◆ Work required ◆
Once the pictures are set aside, copy the data below exactly as it stands.

*** Excerpted data Section Begins ***

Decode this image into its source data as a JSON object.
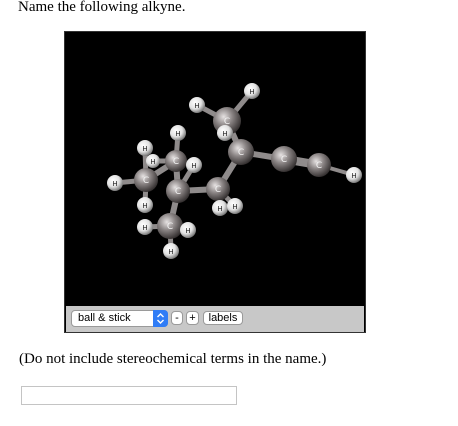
{
  "question": "Name the following alkyne.",
  "viewer": {
    "display_mode": "ball & stick",
    "zoom_out_label": "-",
    "zoom_in_label": "+",
    "labels_label": "labels",
    "carbon_label": "C",
    "hydrogen_label": "H",
    "colors": {
      "background": "#000000",
      "carbon": "#8a8484",
      "hydrogen": "#f2f2f2",
      "toolbar": "#c8c8c8",
      "select_accent": "#2f7cf6"
    }
  },
  "note": "(Do not include stereochemical terms in the name.)",
  "answer": {
    "value": ""
  }
}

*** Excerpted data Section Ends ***

◆ Exercise result ◆
Decode this image into its source data as a JSON object.
{
  "question": "Name the following alkyne.",
  "viewer": {
    "display_mode": "ball & stick",
    "zoom_out_label": "-",
    "zoom_in_label": "+",
    "labels_label": "labels",
    "carbon_label": "C",
    "hydrogen_label": "H",
    "colors": {
      "background": "#000000",
      "carbon": "#8a8484",
      "hydrogen": "#f2f2f2",
      "toolbar": "#c8c8c8",
      "select_accent": "#2f7cf6"
    }
  },
  "note": "(Do not include stereochemical terms in the name.)",
  "answer": {
    "value": ""
  }
}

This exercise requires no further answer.